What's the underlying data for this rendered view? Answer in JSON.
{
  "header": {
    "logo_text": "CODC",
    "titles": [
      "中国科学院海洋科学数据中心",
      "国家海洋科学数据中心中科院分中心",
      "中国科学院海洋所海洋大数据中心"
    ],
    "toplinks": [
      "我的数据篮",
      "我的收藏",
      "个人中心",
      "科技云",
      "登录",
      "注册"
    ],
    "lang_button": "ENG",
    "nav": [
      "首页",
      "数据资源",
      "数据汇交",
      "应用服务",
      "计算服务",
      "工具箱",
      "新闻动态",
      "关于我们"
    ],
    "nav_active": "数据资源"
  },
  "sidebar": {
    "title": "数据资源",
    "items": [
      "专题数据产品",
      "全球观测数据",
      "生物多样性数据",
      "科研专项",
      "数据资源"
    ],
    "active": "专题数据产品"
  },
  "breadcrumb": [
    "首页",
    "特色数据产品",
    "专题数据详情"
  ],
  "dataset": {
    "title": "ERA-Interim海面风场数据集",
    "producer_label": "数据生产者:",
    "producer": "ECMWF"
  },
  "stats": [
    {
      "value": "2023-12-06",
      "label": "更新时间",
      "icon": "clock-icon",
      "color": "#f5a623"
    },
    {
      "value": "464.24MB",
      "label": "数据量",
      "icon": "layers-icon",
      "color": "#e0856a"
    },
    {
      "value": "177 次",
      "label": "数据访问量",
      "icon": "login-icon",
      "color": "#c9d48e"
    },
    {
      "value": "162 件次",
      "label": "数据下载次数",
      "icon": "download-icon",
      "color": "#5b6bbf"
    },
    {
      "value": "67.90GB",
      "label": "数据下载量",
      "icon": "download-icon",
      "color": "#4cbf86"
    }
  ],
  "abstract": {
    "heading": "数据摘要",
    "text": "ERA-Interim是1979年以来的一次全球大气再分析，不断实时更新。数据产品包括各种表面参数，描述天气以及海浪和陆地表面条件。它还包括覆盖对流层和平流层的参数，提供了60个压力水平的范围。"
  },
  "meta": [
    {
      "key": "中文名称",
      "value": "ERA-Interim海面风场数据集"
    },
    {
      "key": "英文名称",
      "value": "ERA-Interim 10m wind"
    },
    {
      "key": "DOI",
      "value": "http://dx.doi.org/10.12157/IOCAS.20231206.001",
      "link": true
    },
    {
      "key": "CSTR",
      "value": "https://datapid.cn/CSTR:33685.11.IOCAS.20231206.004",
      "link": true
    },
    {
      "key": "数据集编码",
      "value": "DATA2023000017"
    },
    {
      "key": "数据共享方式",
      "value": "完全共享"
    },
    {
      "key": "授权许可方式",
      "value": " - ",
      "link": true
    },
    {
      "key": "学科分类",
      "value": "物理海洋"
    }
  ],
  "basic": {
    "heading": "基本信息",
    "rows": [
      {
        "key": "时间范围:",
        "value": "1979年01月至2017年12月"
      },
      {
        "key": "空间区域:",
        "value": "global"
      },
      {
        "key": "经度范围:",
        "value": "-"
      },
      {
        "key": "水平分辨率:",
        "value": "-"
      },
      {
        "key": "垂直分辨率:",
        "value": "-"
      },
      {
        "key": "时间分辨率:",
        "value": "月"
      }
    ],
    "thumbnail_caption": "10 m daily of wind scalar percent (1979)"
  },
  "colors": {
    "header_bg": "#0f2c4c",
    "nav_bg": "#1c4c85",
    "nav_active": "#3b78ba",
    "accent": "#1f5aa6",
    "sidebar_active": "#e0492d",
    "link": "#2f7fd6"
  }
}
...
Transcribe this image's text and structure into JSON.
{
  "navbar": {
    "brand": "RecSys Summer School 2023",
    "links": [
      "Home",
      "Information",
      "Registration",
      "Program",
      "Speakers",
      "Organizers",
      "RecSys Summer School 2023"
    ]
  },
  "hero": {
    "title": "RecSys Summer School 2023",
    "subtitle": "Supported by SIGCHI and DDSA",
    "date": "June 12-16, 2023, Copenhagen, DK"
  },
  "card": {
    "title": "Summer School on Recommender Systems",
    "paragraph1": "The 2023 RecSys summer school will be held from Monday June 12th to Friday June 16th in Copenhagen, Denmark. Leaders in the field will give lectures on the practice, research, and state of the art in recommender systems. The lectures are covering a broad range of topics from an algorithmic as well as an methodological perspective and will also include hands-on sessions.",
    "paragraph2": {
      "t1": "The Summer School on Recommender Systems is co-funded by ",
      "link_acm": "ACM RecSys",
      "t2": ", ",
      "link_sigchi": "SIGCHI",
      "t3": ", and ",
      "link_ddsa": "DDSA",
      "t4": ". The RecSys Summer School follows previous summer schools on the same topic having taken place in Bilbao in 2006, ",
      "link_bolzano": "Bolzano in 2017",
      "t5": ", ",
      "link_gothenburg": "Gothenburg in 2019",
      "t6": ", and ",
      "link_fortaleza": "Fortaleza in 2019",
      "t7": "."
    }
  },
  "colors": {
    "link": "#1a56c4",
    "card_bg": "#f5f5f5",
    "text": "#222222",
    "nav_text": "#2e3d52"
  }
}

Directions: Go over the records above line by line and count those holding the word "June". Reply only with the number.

Answer to the exercise: 2